── Provided material ──

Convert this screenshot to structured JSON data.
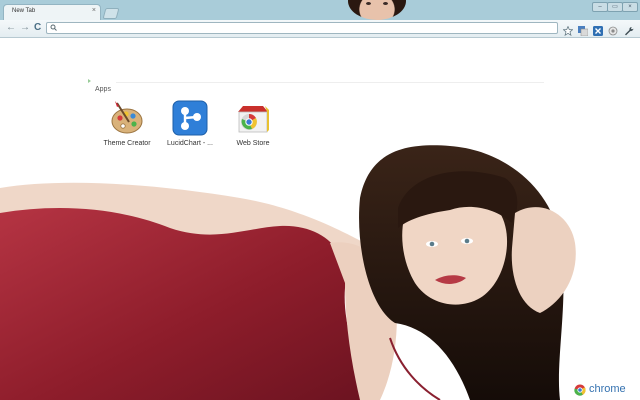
{
  "browser": {
    "tab": {
      "title": "New Tab",
      "close_glyph": "×"
    },
    "window_controls": {
      "minimize": "–",
      "maximize": "▭",
      "close": "×"
    },
    "nav": {
      "back": "←",
      "forward": "→",
      "reload": "C"
    },
    "omnibox": {
      "value": "",
      "search_icon": "search-icon"
    },
    "toolbar_icons": [
      "star-icon",
      "translate-icon",
      "extension-icon",
      "circle-icon",
      "wrench-icon"
    ]
  },
  "apps": {
    "heading": "Apps",
    "items": [
      {
        "label": "Theme Creator",
        "icon": "palette-icon"
      },
      {
        "label": "LucidChart - ...",
        "icon": "lucidchart-icon"
      },
      {
        "label": "Web Store",
        "icon": "webstore-icon"
      }
    ]
  },
  "branding": {
    "wordmark": "chrome"
  },
  "colors": {
    "titlebar": "#a9ccd9",
    "dress": "#9e2431",
    "hair": "#2a1810",
    "chrome_blue": "#3572b0"
  }
}
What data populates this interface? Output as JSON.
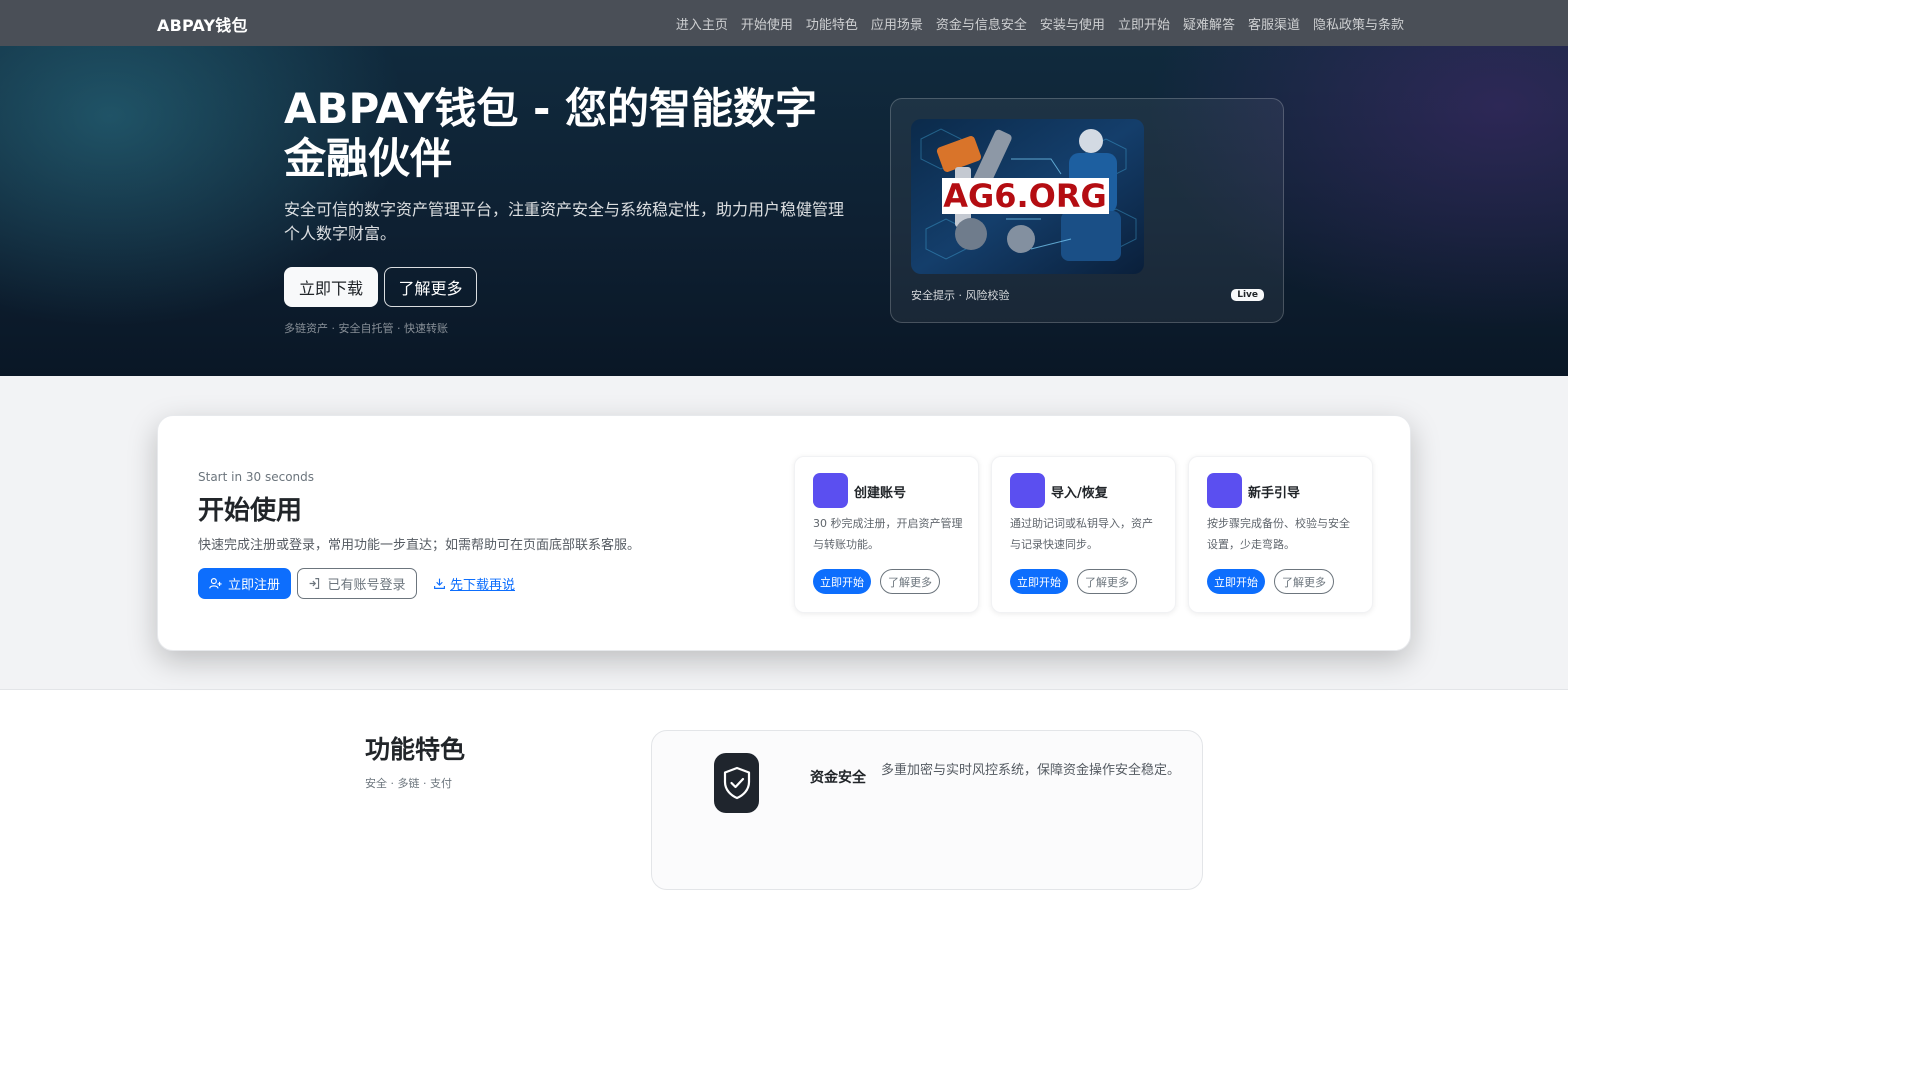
{
  "brand": "ABPAY钱包",
  "nav": [
    "进入主页",
    "开始使用",
    "功能特色",
    "应用场景",
    "资金与信息安全",
    "安装与使用",
    "立即开始",
    "疑难解答",
    "客服渠道",
    "隐私政策与条款"
  ],
  "hero": {
    "title": "ABPAY钱包 - 您的智能数字金融伙伴",
    "lead": "安全可信的数字资产管理平台，注重资产安全与系统稳定性，助力用户稳健管理个人数字财富。",
    "download_label": "立即下载",
    "learn_label": "了解更多",
    "tags": "多链资产 · 安全自托管 · 快速转账",
    "card": {
      "image_text": "AG6.ORG",
      "caption": "安全提示 · 风险校验",
      "badge": "Live"
    }
  },
  "start": {
    "eyebrow": "Start in 30 seconds",
    "title": "开始使用",
    "desc": "快速完成注册或登录，常用功能一步直达；如需帮助可在页面底部联系客服。",
    "register_label": "立即注册",
    "login_label": "已有账号登录",
    "later_label": "先下载再说",
    "cards": [
      {
        "title": "创建账号",
        "desc": "30 秒完成注册，开启资产管理与转账功能。",
        "start_label": "立即开始",
        "more_label": "了解更多"
      },
      {
        "title": "导入/恢复",
        "desc": "通过助记词或私钥导入，资产与记录快速同步。",
        "start_label": "立即开始",
        "more_label": "了解更多"
      },
      {
        "title": "新手引导",
        "desc": "按步骤完成备份、校验与安全设置，少走弯路。",
        "start_label": "立即开始",
        "more_label": "了解更多"
      }
    ]
  },
  "features": {
    "title": "功能特色",
    "subtitle": "安全 · 多链 · 支付",
    "items": [
      {
        "name": "资金安全",
        "desc": "多重加密与实时风控系统，保障资金操作安全稳定。",
        "icon": "shield-check-icon"
      }
    ]
  },
  "colors": {
    "primary": "#0d6efd",
    "accent_icon": "#5b4ff0",
    "navbar": "#4a4f57",
    "hero_bg": "#0e2032"
  }
}
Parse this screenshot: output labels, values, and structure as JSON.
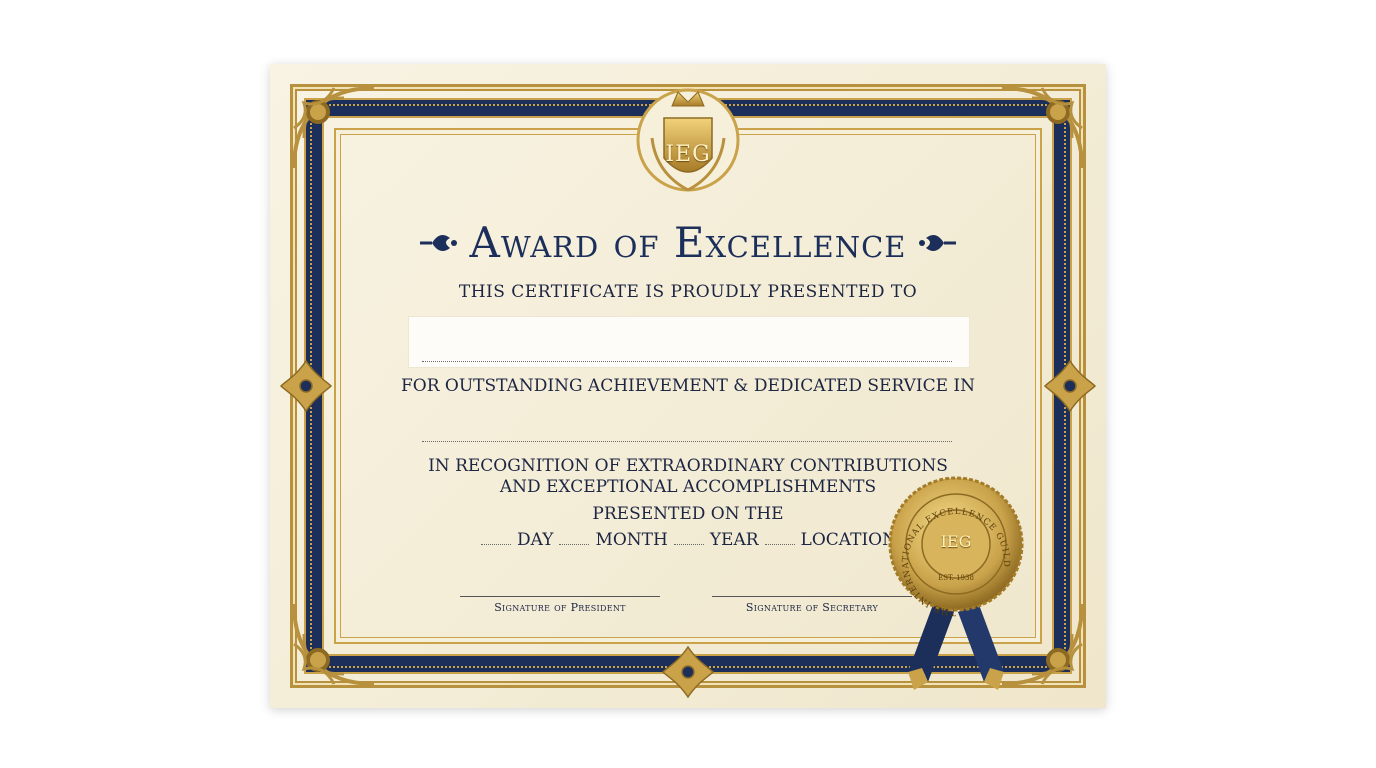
{
  "certificate": {
    "crest_initials": "IEG",
    "title": "Award of Excellence",
    "presented_to": "THIS CERTIFICATE IS PROUDLY PRESENTED TO",
    "recipient_name": "",
    "for_text": "FOR OUTSTANDING ACHIEVEMENT & DEDICATED SERVICE IN",
    "recognition_line_1": "IN RECOGNITION OF EXTRAORDINARY CONTRIBUTIONS",
    "recognition_line_2": "AND EXCEPTIONAL ACCOMPLISHMENTS",
    "presented_on": "PRESENTED ON THE",
    "date_fields": {
      "day": "DAY",
      "month": "MONTH",
      "year": "YEAR",
      "location": "LOCATION"
    },
    "signature_president": "Signature of President",
    "signature_secretary": "Signature of Secretary"
  },
  "seal": {
    "initials": "IEG",
    "ring_text": "THE INTERNATIONAL EXCELLENCE GUILD",
    "est": "EST. 1938"
  },
  "colors": {
    "navy": "#1c2f5a",
    "gold": "#c9a24a",
    "paper": "#f6f0dc"
  }
}
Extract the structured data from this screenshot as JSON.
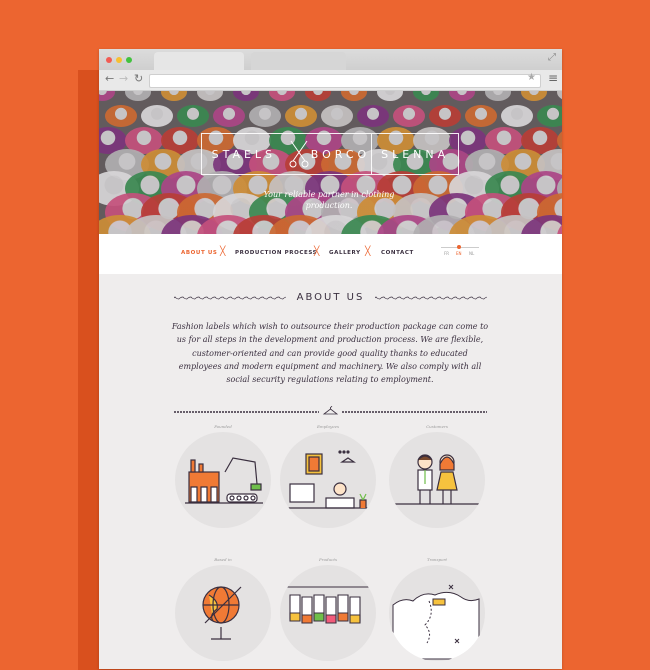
{
  "browser": {
    "url": "",
    "window_dots": [
      "#f25b53",
      "#f7bf32",
      "#42c23f"
    ]
  },
  "hero": {
    "logo": [
      "STAELS",
      "BORCO",
      "SLENNA"
    ],
    "tagline_line1": "Your reliable partner in clothing",
    "tagline_line2": "production."
  },
  "nav": {
    "items": [
      "ABOUT US",
      "PRODUCTION PROCESS",
      "GALLERY",
      "CONTACT"
    ],
    "active": 0,
    "languages": [
      "FR",
      "EN",
      "NL"
    ]
  },
  "about": {
    "title": "ABOUT US",
    "lines": [
      "Fashion labels which wish to outsource their production package can come to",
      "us for all steps in the development and production process. We are flexible,",
      "customer-oriented and can provide good quality thanks to educated",
      "employees and modern equipment and machinery. We also comply with all",
      "social security regulations relating to employment."
    ]
  },
  "features": [
    {
      "label": "Founded",
      "icon": "factory-icon"
    },
    {
      "label": "Employees",
      "icon": "office-worker-icon"
    },
    {
      "label": "Customers",
      "icon": "customers-icon"
    },
    {
      "label": "Based in",
      "icon": "globe-icon"
    },
    {
      "label": "Products",
      "icon": "clothing-rack-icon"
    },
    {
      "label": "Transport",
      "icon": "map-transport-icon"
    }
  ],
  "colors": {
    "accent": "#ec6530",
    "text": "#3a2f3f",
    "page_bg": "#efeded"
  }
}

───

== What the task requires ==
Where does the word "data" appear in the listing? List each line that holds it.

== Result of this exercise ==
Convert this screenshot to structured JSON data.
What data populates this interface? Output as JSON.
Extract the structured data from this screenshot as JSON.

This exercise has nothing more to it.